Website and app data records
####
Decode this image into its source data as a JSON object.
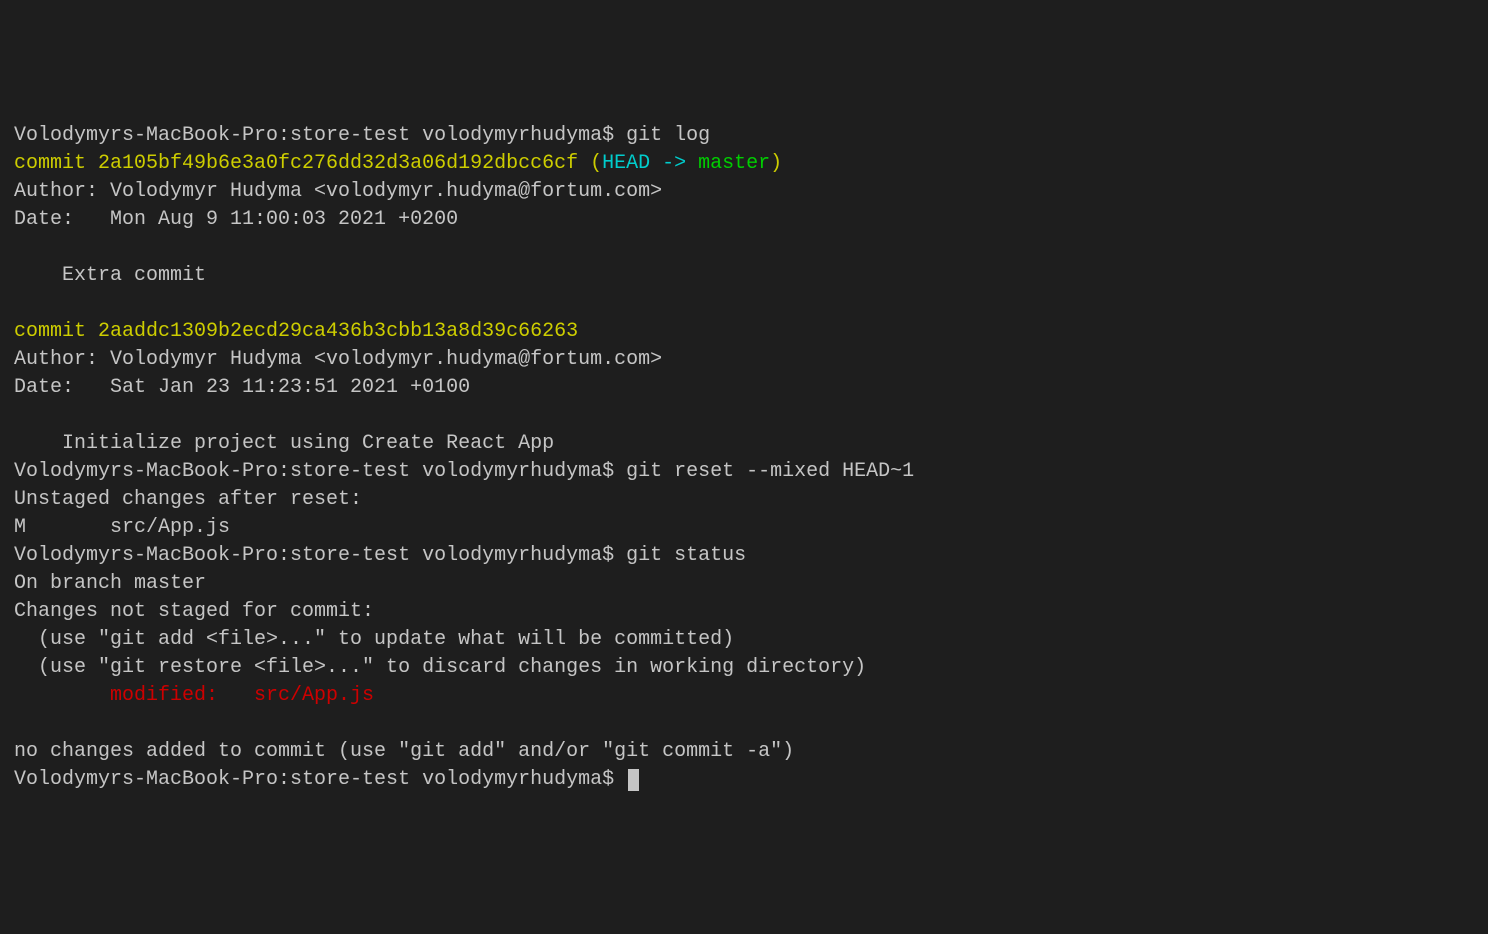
{
  "prompt": "Volodymyrs-MacBook-Pro:store-test volodymyrhudyma$ ",
  "commands": {
    "gitLog": "git log",
    "gitReset": "git reset --mixed HEAD~1",
    "gitStatus": "git status"
  },
  "commit1": {
    "label": "commit ",
    "hash": "2a105bf49b6e3a0fc276dd32d3a06d192dbcc6cf",
    "refOpen": " (",
    "head": "HEAD -> ",
    "branch": "master",
    "refClose": ")",
    "author": "Author: Volodymyr Hudyma <volodymyr.hudyma@fortum.com>",
    "date": "Date:   Mon Aug 9 11:00:03 2021 +0200",
    "message": "    Extra commit"
  },
  "commit2": {
    "label": "commit ",
    "hash": "2aaddc1309b2ecd29ca436b3cbb13a8d39c66263",
    "author": "Author: Volodymyr Hudyma <volodymyr.hudyma@fortum.com>",
    "date": "Date:   Sat Jan 23 11:23:51 2021 +0100",
    "message": "    Initialize project using Create React App"
  },
  "reset": {
    "unstaged": "Unstaged changes after reset:",
    "file": "M       src/App.js"
  },
  "status": {
    "branch": "On branch master",
    "notStaged": "Changes not staged for commit:",
    "hint1": "  (use \"git add <file>...\" to update what will be committed)",
    "hint2": "  (use \"git restore <file>...\" to discard changes in working directory)",
    "modifiedIndent": "        ",
    "modified": "modified:   src/App.js",
    "noChanges": "no changes added to commit (use \"git add\" and/or \"git commit -a\")"
  }
}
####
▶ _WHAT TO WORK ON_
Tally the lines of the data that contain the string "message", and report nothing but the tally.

▶ _SOLUTION FOR THIS PROBLEM_
2